(DATASET Opens)

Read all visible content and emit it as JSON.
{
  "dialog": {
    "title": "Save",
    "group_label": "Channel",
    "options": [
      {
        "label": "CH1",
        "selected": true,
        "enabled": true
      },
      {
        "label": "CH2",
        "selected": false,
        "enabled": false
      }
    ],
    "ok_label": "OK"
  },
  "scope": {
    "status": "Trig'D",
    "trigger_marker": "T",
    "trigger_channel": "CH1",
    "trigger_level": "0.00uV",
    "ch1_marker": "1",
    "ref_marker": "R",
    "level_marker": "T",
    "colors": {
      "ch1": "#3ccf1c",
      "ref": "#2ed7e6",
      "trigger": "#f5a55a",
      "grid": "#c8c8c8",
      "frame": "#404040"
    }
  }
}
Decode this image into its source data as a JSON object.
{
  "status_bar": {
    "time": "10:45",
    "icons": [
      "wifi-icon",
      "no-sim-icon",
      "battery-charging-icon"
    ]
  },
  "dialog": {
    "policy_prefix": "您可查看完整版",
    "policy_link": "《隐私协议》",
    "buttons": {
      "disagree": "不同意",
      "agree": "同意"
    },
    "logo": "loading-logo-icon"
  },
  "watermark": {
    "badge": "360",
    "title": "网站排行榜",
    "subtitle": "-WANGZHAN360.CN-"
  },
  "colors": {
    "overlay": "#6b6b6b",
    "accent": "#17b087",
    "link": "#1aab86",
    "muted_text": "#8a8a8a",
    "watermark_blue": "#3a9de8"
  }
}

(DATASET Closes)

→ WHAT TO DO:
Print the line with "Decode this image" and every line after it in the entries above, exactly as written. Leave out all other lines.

→ EXPECTED ANSWER:
Decode this image into its source data as a JSON object.
{
  "status_bar": {
    "time": "10:45",
    "icons": [
      "wifi-icon",
      "no-sim-icon",
      "battery-charging-icon"
    ]
  },
  "dialog": {
    "policy_prefix": "您可查看完整版",
    "policy_link": "《隐私协议》",
    "buttons": {
      "disagree": "不同意",
      "agree": "同意"
    },
    "logo": "loading-logo-icon"
  },
  "watermark": {
    "badge": "360",
    "title": "网站排行榜",
    "subtitle": "-WANGZHAN360.CN-"
  },
  "colors": {
    "overlay": "#6b6b6b",
    "accent": "#17b087",
    "link": "#1aab86",
    "muted_text": "#8a8a8a",
    "watermark_blue": "#3a9de8"
  }
}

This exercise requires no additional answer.